* _Activity_
The number needed is how many lines in these entries contain "icon"; give it alone.

Records from a data collection

▶

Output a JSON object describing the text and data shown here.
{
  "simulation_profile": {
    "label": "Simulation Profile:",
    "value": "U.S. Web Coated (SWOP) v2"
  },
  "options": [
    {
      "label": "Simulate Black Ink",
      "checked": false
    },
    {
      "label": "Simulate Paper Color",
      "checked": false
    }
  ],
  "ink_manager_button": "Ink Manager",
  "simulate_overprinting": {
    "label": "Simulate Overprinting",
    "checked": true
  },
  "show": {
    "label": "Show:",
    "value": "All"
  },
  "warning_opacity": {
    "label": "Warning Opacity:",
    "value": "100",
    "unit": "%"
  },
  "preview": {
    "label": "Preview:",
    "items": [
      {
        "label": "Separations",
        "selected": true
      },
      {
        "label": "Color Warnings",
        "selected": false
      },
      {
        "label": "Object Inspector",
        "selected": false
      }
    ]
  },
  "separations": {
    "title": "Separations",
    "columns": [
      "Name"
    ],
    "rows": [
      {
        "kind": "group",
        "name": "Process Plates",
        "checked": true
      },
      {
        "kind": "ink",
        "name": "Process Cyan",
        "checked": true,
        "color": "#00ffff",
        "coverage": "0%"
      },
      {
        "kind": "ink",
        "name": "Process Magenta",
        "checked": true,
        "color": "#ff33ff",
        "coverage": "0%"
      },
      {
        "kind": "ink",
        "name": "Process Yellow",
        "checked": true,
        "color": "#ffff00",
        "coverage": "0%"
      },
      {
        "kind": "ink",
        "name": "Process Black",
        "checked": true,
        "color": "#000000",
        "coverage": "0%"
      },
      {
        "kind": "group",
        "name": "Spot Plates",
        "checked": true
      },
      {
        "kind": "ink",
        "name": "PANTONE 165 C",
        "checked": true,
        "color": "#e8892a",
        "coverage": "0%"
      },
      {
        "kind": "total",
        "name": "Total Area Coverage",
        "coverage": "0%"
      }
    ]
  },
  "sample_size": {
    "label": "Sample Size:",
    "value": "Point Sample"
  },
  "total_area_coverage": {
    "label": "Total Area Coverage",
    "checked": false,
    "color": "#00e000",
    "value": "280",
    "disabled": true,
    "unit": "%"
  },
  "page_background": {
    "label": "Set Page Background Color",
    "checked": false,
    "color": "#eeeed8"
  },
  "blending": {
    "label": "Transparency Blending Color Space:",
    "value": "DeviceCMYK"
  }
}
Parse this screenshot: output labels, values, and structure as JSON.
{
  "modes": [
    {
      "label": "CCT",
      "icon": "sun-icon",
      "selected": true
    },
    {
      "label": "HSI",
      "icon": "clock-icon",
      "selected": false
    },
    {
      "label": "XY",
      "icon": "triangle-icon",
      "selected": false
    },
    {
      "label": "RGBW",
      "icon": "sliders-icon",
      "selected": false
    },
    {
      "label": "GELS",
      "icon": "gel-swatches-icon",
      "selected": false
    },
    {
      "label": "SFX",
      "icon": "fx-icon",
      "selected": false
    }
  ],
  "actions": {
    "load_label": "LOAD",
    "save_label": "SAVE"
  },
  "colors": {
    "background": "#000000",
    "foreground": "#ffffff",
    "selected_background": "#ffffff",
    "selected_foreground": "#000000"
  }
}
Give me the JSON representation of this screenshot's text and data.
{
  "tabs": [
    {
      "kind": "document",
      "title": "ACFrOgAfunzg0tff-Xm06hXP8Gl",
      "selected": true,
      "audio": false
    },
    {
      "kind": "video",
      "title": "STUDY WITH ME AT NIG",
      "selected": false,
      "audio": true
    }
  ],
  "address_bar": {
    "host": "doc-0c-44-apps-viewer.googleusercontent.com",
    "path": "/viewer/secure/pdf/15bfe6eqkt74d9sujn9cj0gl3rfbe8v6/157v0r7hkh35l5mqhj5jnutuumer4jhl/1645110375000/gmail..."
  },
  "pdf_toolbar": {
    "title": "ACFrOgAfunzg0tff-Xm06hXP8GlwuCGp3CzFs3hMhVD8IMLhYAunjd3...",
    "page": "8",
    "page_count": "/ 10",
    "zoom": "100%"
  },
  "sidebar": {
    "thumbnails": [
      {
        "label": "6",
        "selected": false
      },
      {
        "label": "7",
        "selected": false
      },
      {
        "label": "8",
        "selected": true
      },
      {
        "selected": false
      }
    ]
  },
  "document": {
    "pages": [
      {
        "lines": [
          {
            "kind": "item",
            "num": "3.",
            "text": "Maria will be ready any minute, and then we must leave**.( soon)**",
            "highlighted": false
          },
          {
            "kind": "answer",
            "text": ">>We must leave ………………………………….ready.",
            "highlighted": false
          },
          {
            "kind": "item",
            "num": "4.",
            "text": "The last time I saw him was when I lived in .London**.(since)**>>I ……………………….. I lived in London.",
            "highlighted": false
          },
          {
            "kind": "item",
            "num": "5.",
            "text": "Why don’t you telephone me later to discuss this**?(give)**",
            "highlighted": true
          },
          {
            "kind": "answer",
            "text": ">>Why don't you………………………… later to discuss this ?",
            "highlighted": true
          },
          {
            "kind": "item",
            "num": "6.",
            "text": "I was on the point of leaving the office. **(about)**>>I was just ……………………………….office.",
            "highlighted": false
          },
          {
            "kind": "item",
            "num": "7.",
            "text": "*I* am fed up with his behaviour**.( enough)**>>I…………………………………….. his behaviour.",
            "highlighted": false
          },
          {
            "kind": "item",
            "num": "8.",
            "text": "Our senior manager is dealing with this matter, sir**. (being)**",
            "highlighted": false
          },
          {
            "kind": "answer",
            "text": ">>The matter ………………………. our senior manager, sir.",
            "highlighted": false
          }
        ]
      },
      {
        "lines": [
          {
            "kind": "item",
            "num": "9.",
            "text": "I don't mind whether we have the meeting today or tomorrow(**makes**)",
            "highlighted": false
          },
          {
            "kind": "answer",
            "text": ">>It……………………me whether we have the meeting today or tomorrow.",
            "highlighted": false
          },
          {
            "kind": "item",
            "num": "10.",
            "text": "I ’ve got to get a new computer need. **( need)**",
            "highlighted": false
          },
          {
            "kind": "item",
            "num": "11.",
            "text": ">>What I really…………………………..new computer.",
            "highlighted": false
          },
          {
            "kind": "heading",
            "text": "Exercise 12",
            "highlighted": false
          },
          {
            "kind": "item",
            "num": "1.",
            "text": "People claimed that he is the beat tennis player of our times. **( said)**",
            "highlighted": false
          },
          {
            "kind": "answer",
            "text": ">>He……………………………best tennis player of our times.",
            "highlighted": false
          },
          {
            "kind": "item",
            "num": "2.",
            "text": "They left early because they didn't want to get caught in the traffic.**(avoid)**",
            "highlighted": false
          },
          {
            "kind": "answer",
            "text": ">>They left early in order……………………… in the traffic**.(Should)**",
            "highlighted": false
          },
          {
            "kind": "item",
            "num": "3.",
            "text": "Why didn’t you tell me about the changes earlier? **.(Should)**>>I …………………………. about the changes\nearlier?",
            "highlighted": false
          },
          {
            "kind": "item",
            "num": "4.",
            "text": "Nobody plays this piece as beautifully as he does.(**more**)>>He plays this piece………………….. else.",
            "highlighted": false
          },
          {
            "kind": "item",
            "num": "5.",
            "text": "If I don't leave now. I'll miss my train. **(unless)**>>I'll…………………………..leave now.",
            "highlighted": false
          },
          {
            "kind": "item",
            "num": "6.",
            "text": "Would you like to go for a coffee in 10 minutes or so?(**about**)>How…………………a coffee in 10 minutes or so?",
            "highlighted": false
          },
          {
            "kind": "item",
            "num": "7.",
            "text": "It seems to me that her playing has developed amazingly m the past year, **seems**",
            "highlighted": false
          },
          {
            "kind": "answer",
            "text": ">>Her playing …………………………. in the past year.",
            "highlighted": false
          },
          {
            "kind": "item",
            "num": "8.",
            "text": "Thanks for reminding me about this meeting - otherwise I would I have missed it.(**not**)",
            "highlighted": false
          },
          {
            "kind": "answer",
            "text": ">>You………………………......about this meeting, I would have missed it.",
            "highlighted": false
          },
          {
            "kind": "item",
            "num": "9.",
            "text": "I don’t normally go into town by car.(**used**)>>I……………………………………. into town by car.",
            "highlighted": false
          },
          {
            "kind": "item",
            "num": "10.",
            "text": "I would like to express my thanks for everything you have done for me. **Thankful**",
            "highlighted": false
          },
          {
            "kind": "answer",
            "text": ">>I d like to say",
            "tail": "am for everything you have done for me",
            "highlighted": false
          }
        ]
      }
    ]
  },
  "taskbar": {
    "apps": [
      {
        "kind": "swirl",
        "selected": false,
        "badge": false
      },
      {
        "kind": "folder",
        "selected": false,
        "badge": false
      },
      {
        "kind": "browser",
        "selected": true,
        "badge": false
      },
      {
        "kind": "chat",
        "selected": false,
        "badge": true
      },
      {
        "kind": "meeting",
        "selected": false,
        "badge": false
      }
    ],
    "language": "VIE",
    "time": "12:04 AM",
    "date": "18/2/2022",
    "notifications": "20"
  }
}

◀

* _Solution for this task_
6